Below are some best practices to follow when storing canned foods:
- Store canned foods in a cool, dry place below 85°F (29°C).
- Avoid exposing canned foods to direct sunlight and moisture.
- Don’t stack cans too high, as they could crush under their weight and damage the packaging, causing contamination.
- Rotate canned foods, using the oldest ones first and stocking the new ones behind them.
Long-Term Storage for Canned Foods: Best PracticesCanned foods are an excellent option for long-term storage. You can store them for years if you follow the right storage practices. The type of canned foods, packaging, and storage conditions play a significant role in the shelf-life of canned foods. They can last up to ten years or more if stored correctly.
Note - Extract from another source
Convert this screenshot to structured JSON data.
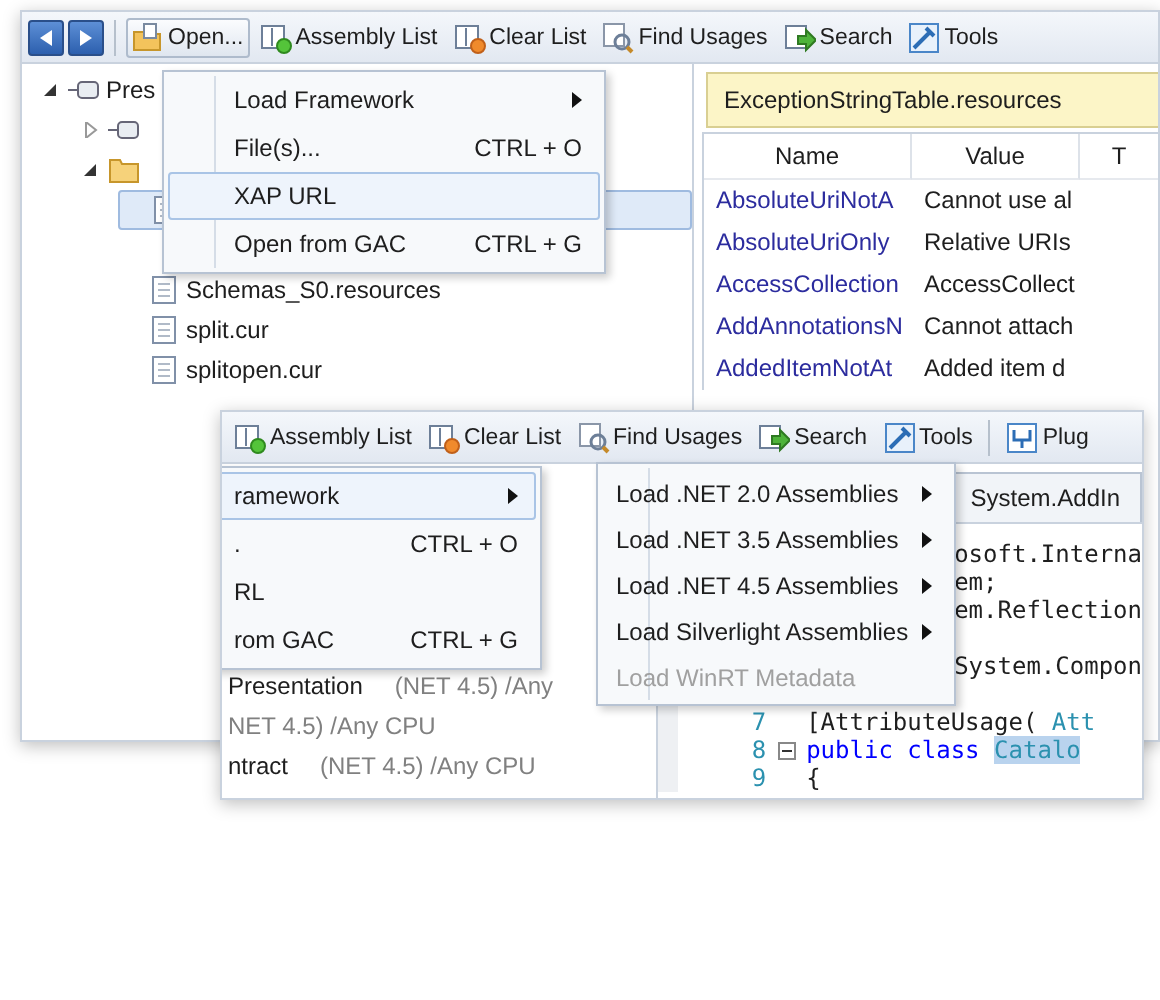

- Store canned foods in a cool, dry place between 50 to 70°F (10-21°C).
- Choose cans with intact seals that are not bulging, leaking, or rusted.
- Regularly monitor your stored canned foods for signs of spoilage.
- Store canned foods on shelves, ensuring they are not stacked too high.